Over the two years of the pandemic, millions of people learned to use numerous remote collaboration tools. If previously users thought little about security, after the massive uptake of such services, they started paying far more attention to it. Interest in the security of conferencing software has yet to abate, in which regard researchers at three U.S. universities published a study on whether the microphone mute button in popular tools actually does what it says on the tin. The results were varied, yet undoubtedly suggest that it’s time to reconsider attitudes to privacy during work calls.
Where did the idea come from?
Actually, the idea was quite obvious. If you’ve ever used Microsoft Teams, you’ll surely be familiar with the following situation: you connect to a call in Mute mode, forget to turn it off and start talking, whereupon the program reminds you that the microphone is muted. Clearly, such an (admittedly handy) feature cannot work if the mute button disconnects the microphone altogether. How, then, is this feature actually implemented? And is sound from the microphone sent to the solution vendor’s server even in Mute mode?
These are some of the questions posed by the authors of the study. But how to check? For this, the researchers analyzed the intricacies of microphone interaction for ten services, in each case examining the scenario for browser-based calls.
From a privacy point of view, the best solution for conference calls would appear to be a web client. All web-based conferencing services were tested in a browser based on the Chromium open-source engine (the basis of many browsers, including Google Chrome and Microsoft Edge). In this mode, all services must comply with the rules for microphone interaction, as set by the developers of the browser engine. That is, when the microphone mute button is activated in the web interface, the service should pick up no sound at all. Native desktop applications have more rights.

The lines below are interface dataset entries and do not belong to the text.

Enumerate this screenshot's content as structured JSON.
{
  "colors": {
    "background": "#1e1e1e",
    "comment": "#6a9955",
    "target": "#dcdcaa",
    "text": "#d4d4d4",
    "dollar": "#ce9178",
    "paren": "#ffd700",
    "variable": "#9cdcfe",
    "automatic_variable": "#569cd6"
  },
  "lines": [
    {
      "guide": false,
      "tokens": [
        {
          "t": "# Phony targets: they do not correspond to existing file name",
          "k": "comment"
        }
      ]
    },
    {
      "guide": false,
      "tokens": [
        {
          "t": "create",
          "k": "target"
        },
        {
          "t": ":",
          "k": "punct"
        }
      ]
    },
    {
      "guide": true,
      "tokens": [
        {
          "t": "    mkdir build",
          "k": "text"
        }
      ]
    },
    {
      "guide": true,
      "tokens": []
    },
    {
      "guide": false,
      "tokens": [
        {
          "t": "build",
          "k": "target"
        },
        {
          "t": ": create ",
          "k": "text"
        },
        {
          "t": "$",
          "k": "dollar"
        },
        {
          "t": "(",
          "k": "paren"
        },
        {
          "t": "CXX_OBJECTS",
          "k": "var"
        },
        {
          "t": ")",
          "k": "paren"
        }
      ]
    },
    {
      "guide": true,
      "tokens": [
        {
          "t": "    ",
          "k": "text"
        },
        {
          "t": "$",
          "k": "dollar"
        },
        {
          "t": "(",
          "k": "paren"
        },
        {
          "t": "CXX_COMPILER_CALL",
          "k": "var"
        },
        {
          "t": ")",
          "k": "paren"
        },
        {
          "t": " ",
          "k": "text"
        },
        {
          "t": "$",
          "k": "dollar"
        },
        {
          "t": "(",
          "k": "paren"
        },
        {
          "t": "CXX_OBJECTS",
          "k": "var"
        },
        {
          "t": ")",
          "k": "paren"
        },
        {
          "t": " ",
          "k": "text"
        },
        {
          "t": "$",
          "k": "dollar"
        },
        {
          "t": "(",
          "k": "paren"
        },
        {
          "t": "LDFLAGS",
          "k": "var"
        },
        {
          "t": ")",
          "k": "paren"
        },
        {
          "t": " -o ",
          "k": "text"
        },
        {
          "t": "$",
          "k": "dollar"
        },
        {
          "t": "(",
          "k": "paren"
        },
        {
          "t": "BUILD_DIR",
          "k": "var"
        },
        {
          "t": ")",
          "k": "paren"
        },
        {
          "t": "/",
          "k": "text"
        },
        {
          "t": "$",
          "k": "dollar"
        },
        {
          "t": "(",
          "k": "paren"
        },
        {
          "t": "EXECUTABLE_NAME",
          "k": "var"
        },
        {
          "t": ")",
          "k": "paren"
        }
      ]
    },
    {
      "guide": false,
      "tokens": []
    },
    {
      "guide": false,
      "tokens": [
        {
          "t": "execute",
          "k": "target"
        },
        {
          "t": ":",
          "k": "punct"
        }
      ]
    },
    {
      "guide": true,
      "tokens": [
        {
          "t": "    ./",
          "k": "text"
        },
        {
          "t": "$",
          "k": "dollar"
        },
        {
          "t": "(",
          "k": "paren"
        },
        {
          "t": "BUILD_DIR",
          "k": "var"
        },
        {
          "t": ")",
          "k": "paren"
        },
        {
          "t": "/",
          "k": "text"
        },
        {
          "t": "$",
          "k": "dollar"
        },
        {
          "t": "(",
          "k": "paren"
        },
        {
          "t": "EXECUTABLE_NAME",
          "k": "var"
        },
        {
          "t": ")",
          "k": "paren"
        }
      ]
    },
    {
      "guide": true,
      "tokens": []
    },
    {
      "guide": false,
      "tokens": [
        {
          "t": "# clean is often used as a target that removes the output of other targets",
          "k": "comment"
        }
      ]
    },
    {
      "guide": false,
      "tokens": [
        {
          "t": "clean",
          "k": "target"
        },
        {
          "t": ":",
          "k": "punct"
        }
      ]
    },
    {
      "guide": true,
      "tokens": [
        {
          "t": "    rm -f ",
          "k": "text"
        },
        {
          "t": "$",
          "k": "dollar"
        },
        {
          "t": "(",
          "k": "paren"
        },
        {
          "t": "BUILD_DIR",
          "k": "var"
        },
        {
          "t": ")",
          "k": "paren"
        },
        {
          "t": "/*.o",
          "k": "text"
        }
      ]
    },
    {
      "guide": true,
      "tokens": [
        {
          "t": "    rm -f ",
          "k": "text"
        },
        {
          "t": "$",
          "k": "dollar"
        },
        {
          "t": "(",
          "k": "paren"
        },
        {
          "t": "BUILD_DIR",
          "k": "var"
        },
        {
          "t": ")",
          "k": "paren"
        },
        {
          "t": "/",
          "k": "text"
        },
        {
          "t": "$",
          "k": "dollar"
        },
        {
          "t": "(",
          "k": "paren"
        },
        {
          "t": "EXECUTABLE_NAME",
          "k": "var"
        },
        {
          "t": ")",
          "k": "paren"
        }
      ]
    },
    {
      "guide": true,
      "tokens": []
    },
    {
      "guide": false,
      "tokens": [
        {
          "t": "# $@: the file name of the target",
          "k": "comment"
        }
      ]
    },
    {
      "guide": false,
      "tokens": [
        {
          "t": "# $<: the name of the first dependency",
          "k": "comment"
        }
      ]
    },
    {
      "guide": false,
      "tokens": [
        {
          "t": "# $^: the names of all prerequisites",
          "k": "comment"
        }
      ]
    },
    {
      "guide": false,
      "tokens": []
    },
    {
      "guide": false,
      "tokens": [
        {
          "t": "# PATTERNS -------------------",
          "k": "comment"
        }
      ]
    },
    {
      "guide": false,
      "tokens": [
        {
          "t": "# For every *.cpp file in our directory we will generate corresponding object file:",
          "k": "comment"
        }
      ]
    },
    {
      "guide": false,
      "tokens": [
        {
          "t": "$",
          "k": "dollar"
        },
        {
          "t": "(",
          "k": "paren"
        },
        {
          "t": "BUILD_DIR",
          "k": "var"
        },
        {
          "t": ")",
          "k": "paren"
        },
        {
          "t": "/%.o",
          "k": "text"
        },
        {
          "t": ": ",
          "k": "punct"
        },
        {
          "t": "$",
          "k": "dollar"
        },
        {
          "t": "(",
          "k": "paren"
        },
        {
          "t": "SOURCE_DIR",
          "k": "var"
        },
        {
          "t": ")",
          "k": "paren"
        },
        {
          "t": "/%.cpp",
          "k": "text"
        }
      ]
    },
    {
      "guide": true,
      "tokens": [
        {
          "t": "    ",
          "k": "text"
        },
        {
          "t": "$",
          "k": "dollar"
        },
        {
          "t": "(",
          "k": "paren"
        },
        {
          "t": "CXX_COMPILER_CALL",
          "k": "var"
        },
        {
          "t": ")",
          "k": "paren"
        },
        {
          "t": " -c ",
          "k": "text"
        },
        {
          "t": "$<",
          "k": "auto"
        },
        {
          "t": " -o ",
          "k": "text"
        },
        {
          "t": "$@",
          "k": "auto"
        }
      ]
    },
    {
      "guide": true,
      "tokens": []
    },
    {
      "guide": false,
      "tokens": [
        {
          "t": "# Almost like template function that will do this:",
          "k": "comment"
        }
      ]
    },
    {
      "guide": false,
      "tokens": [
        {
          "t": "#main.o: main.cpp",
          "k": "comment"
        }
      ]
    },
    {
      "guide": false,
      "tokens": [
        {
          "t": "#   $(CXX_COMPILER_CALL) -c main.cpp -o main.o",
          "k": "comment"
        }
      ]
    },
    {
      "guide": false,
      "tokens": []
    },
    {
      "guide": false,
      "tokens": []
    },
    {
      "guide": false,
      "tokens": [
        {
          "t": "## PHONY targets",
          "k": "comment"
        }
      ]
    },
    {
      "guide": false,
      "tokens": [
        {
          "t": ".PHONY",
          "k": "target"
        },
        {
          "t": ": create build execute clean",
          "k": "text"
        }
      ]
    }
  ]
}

The researchers analyzed how and when the application interacts with the microphone by comparing audio data captured from the microphone with the stream of information sent to the server. And they found that different programs have different behavior. Here’s what they learned about the most popular services.
The Zoom client provides an example of “decent” behavior. In Mute mode, it does not capture the audio stream; that is, it does not eavesdrop on what’s going on around you. That said, the client regularly requests information that allows it to determine the noise level near the microphone. As soon as the silence ends (you start talking or just make a noise), the client reminds you, as ever, to turn off Mute mode.
Regarding the above-mentioned native client for Microsoft Teams, things are slightly more complicated: the program doesn’t use the standard system interface for microphone interaction, and instead communicates directly with Windows. As such, the researchers were unable to investigate in detail how the Teams client handles muting during a call.
The Cisco Webex client displayed the most unusual behavior. Unique among all the solutions tested, it constantly processed the sound from the microphone during the call, regardless of the state of the Mute button inside the application. However, investigating the client in more detail, the researchers found that Webex does not snoop on you: in Mute mode, sound is not transmitted to the remote server. But it does send metadata; specifically — the volume level of the signal.
On the face of it, this doesn’t seem like a big deal. However, solely on the basis of this metadata, without access to the actual audio stream, the researchers were still able to determine a number of basic parameters of what was happening at the user’s end. For example, it was possible to determine with a reasonable degree of reliability that the user had turned off the microphone and camera, and turned on his vacuum cleaner. Or cooking. Or that a dog was barking. It was possible to know if others were present in the room (for example, that the call was coming from a public place). This involved the use of an algorithm similar in some ways to that of Shazam and other music discovery apps. For each “noise sample”, a set of patterns is created and compared to the data captured from the Cisco Webex client.
The study offers some practical advice and confirms one obvious fact: you don’t have full control over what data is collected on you or how. A positive takeaway from the report is that it found no crime in the operation of popular conferencing tools. Many applications tread very carefully when it comes to microphone use.
If, despite these positive results, you’re still uneasy about having a native application on your computer with constant access to the microphone, a simple solution, if possible, is to connect through a web client. Sure, the functionality will be limited, but privacy will increase: the Mute button there really does disconnect the microphone from the service.
Another option is a hardware microphone Mute button, if there is one on your computer. Or an external headset — the Mute button on top-of-the-range models often isolates the microphone from the computer physically, not by software means.
The real danger is not the conferencing tools themselves, but malware that can snoop on victims and send audio recordings of important conversations to its creators. In this case, you need not only a security solution that deals with unwanted programs, but also a means of controlling who accesses the microphone and when — in case a legitimate program decides to do so without asking. Kaspersky’s solutions for both home and business feature a separate function that informs you when software tries to access the microphone or webcam.